The National Symbols Act will certainly be an essential document for the nation and, particularly, for Cuba’s education system.
The document, still a draft resolution, was submitted in the headquarters of the Cuban Parliament some time ago. In that opportunity, the Historian of the City, Eusebio Leal Spengler pointed out: “we are debating a cultural subject to make our Homeland more real, tangible. (…) National symbols are the utmost feelings mankind may have.”
This legal standard has been discussed in some spaces and it is going to be submitted to Cuba’s members of Parliament in the upcoming months. However, it shall be a paramount tool for the Education sector as it fosters the training and strength of patriotism and moral values in new generations.
CubaSi shares some views collected from the Education sector, aware of the significance this document will have in the routines of educational institutions and the perfect development of the teaching process.
“National symbols are solemn for all the nation. They codify everything regarding the history of a country. A people without national identity and sound patriotic feelings will not be ready to defend its own future and create its own history,” highlighted Osmany Justis Katt, deputy director of Education in Santiago de Cuba, Ph.D. in Educational Sciences, with a Degree in History.
Therefore —he added— this law is paramount. It will make all criteria on how to preserve our national identity to converge in one point. The more debates generated on elements to be assessed as part of the final document, the better to reach a final, national consensus on those elements we want every Cuban citizen to preserve.
“It is very important in the education of new generations as the standards —from a cultural and legal approach— will be there. And we are responsible for taking them to the classrooms not only to teaching history, but imparting values.”
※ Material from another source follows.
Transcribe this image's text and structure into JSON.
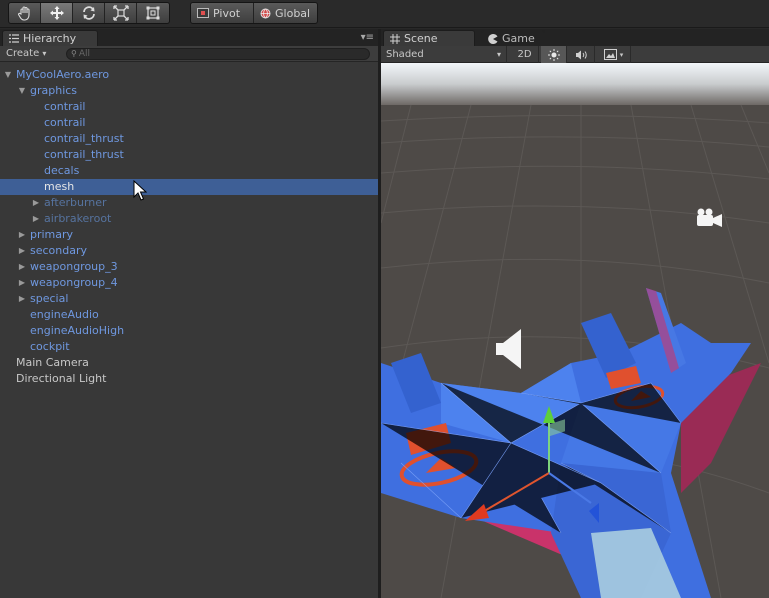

Gema Diaz Diaz, national director of the Pedagogic Staff of the Ministry of Education (MINED), considered it crucial that our country may have a law for National Symbols, “as it would be the restatement of identity, patriotism, and Cuban traditions.
“They are part of history that identify our revolutionary struggles from the very beginning of the Revolution; and thus, they have great value. Today we are focusing on young men and women who are being trained as future teachers so they learn to love, respect, acknowledge, and show their feelings about national symbols.
This law, whose debates are underway in Provincial and Municipality Councils in the Government with members of the Parliament, with a key role played by Cuba’s High School Students (FEEM) and University Students, is essential today if we take into account what have been already approved in the Constitution and the laws to be adopted,” noted Nurys Pena Rodriguez, director of Education in the Special Municipality Isla de la Juventud.
Among other ideas, she also pointed out that it is vital that young people know the importance of honoring national symbols since all of them must serve the country especially in this context of aggressive policy and war of symbols carried out by the United States against Cuba. “Our identity must be preserve at all costs.”
Translated by Sergio A. Paneque Diaz/CubaSi Translation Staff